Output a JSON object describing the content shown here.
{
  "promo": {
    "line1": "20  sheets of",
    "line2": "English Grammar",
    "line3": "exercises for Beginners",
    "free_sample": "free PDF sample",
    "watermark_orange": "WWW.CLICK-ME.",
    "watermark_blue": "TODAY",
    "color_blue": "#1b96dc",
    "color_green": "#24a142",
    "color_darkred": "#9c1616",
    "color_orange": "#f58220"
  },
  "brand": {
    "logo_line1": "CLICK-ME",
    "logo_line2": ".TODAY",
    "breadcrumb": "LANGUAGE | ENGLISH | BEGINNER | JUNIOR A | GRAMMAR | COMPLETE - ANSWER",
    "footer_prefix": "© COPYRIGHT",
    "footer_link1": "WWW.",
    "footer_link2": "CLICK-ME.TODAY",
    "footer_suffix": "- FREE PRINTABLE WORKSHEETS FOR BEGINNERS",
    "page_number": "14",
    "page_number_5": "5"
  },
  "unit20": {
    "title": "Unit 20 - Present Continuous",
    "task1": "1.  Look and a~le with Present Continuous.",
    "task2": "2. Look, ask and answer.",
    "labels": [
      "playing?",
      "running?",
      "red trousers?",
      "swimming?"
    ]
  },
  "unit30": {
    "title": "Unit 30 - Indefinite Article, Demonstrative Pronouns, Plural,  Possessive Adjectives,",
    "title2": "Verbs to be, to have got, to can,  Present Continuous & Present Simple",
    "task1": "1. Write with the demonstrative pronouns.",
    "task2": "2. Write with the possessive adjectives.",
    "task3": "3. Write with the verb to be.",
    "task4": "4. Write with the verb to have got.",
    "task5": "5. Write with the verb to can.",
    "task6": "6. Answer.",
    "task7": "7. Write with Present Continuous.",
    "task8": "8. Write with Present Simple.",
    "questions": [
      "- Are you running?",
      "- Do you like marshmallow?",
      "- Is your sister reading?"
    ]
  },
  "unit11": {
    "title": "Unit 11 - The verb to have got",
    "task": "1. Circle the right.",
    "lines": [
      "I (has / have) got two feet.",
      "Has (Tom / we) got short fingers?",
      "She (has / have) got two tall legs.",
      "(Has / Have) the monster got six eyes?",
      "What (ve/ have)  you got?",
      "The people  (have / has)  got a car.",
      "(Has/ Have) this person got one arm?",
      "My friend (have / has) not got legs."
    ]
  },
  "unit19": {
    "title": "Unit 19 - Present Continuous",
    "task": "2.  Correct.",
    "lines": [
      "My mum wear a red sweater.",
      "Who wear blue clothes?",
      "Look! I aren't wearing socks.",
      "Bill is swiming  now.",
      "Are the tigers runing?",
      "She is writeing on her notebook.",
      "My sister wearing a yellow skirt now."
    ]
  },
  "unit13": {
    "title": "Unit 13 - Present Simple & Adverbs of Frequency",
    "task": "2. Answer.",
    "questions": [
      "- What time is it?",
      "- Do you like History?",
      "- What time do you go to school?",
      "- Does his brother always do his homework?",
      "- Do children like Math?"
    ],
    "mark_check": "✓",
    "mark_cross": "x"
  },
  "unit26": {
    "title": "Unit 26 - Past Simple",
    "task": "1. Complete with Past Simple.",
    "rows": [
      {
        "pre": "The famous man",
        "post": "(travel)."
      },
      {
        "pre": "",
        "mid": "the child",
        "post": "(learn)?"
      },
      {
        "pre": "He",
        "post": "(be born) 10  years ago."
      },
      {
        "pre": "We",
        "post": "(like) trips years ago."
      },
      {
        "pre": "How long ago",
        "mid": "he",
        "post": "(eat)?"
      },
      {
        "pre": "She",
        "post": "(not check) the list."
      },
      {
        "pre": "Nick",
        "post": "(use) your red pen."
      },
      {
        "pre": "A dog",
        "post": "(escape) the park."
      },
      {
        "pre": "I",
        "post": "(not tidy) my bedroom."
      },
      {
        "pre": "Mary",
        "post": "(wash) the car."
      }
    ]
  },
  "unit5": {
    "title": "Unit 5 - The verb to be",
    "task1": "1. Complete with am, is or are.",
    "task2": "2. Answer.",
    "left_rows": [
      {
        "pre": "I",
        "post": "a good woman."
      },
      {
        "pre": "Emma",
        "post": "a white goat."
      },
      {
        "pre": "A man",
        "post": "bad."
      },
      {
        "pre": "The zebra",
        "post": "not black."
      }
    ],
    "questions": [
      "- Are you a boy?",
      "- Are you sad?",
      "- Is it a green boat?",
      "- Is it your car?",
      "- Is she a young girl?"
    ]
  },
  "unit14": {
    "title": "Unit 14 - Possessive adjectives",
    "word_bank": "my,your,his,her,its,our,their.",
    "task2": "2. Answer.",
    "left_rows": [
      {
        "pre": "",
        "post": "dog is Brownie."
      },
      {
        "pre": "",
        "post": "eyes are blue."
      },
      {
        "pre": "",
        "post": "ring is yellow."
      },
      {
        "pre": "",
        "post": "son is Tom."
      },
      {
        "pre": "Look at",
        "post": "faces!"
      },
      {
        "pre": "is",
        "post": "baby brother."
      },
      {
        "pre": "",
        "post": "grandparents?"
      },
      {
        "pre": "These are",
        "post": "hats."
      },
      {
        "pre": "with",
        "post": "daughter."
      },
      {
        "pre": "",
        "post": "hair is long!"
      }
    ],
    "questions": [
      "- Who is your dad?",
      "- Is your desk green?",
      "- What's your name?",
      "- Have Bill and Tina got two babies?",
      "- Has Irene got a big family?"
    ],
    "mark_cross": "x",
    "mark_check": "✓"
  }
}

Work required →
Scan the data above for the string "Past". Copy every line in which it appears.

Output of the exercise →
    "title": "Unit 26 - Past Simple",
    "task": "1. Complete with Past Simple.",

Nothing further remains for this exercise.